Only lines that contain the word "username" belong in the answer; copy them from the records below.

*** Block opens ***

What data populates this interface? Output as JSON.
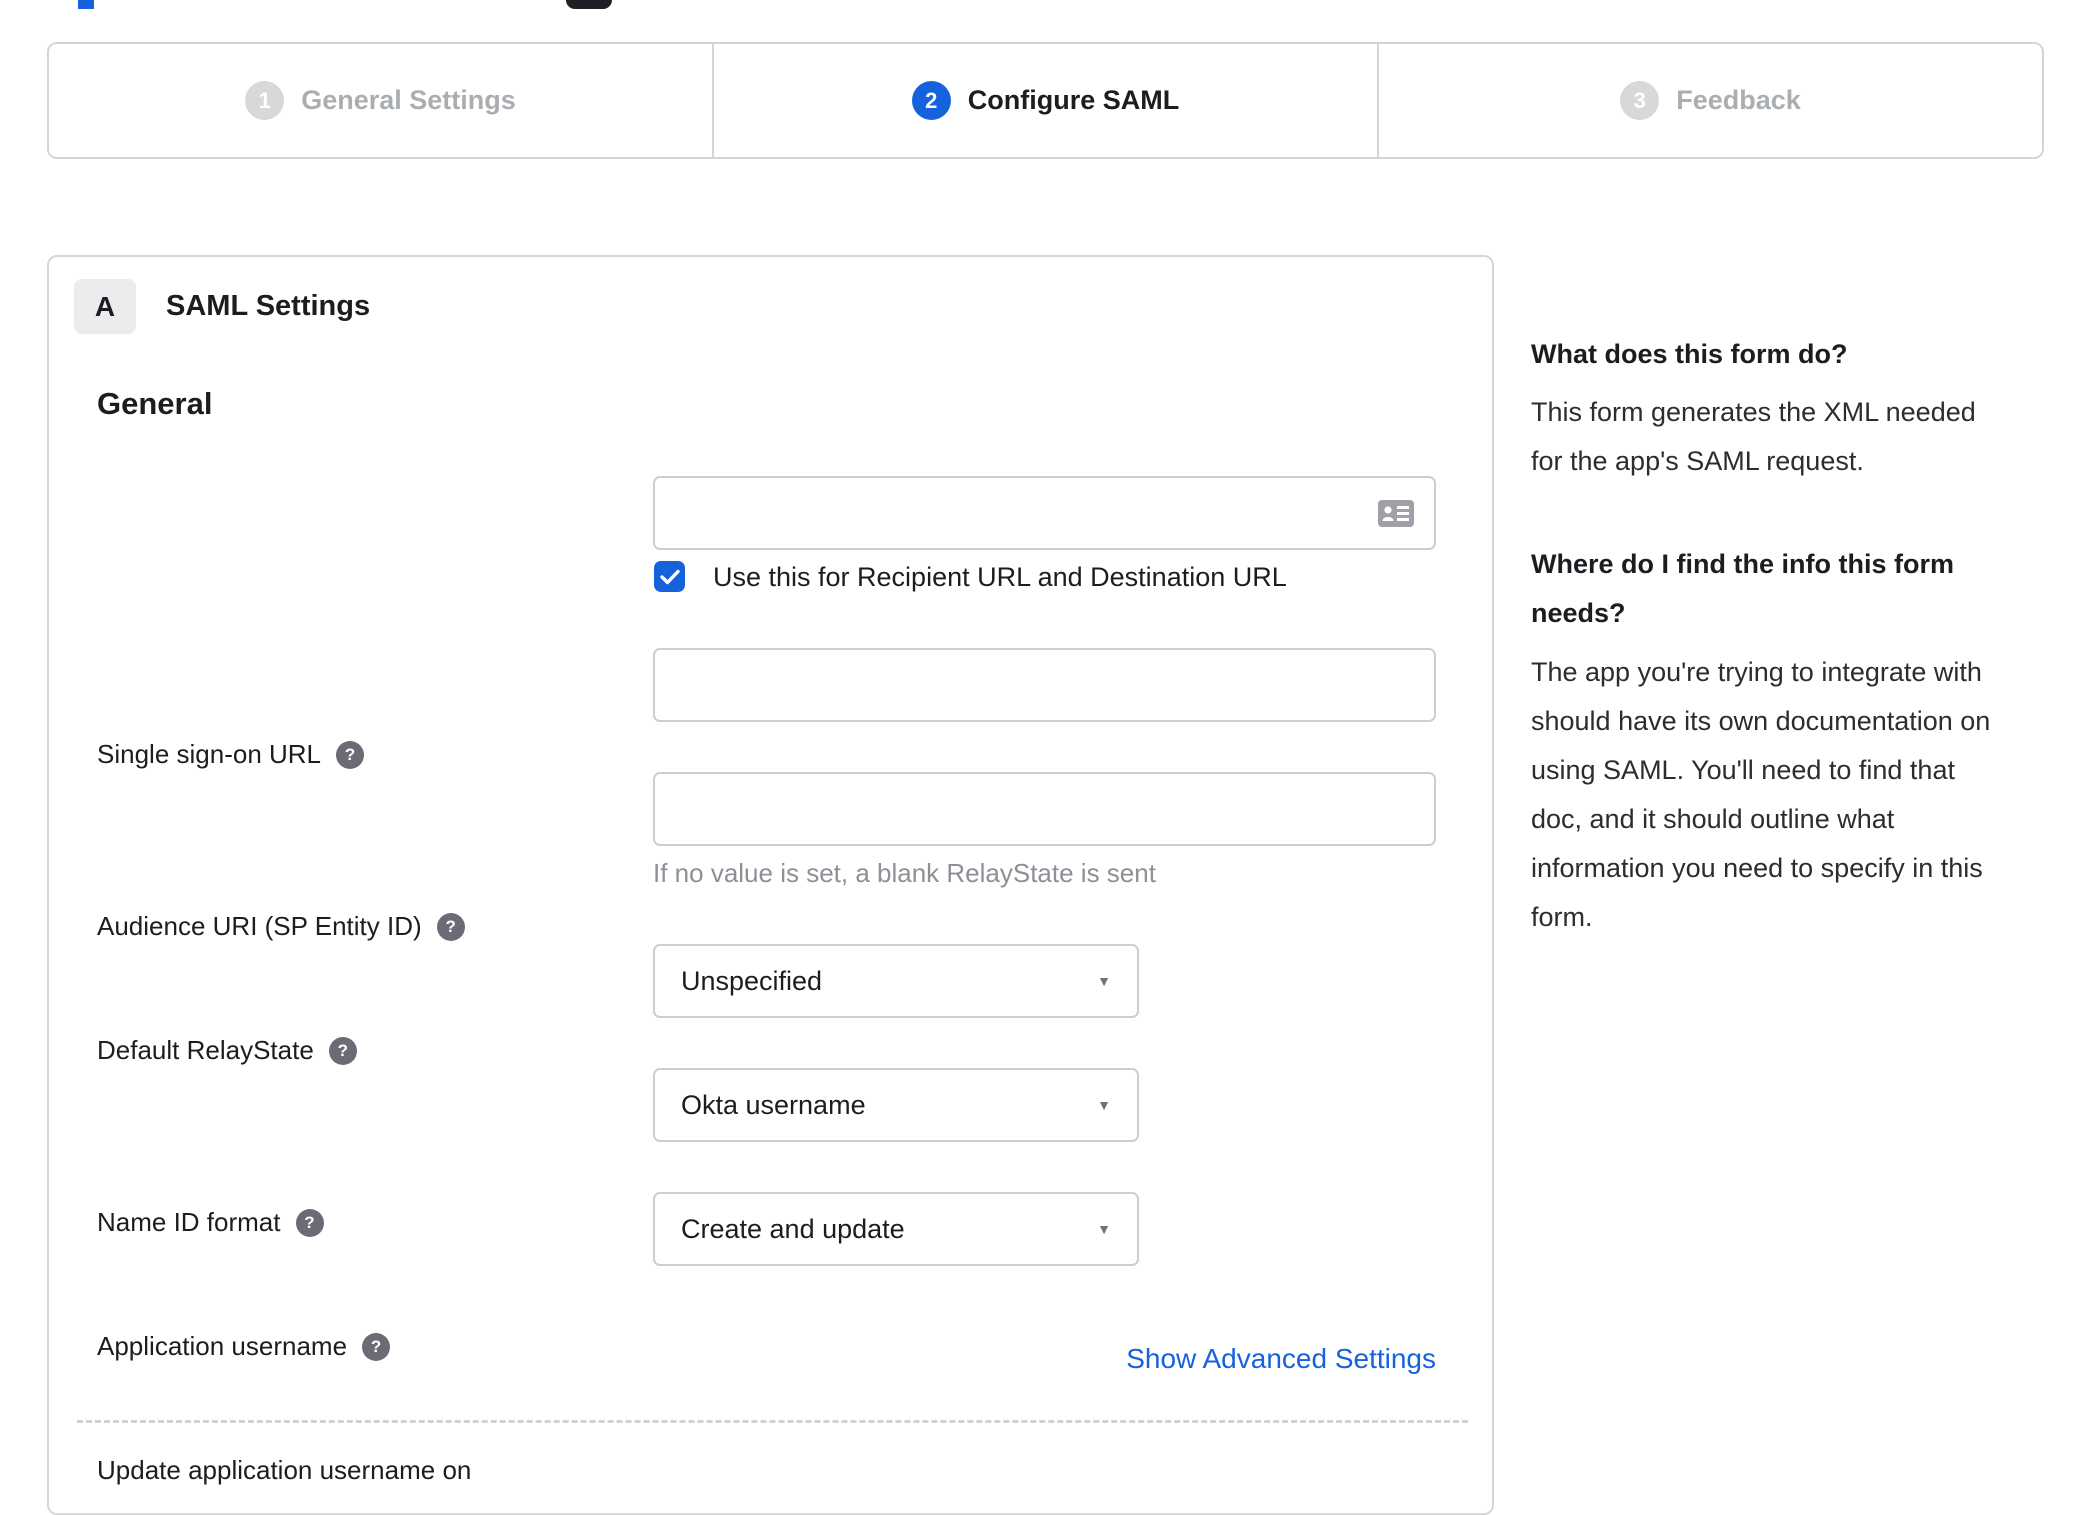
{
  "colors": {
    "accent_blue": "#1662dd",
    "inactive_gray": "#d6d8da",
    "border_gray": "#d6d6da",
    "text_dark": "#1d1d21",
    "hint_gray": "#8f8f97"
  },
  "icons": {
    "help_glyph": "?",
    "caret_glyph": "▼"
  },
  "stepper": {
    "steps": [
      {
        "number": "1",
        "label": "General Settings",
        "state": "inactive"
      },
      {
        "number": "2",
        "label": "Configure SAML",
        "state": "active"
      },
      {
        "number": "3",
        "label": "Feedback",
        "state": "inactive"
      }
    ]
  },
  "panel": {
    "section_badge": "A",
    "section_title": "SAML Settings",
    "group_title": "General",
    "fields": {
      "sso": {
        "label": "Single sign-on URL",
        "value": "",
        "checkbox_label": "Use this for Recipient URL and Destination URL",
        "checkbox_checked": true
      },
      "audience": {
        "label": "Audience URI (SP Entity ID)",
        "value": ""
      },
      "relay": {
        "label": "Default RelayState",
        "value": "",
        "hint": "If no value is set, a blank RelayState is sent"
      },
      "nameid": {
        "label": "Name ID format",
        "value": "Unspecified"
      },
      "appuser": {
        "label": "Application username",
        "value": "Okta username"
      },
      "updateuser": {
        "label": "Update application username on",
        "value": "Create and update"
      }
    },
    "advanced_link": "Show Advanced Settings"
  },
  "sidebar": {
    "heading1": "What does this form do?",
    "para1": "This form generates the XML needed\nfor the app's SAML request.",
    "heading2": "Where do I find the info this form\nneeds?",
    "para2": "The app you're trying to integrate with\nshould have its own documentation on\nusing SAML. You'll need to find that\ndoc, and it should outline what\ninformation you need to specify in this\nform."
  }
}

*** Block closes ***

SOLUTION TO THIS PROBLEM -
        "label": "Application username",
        "value": "Okta username"
        "label": "Update application username on",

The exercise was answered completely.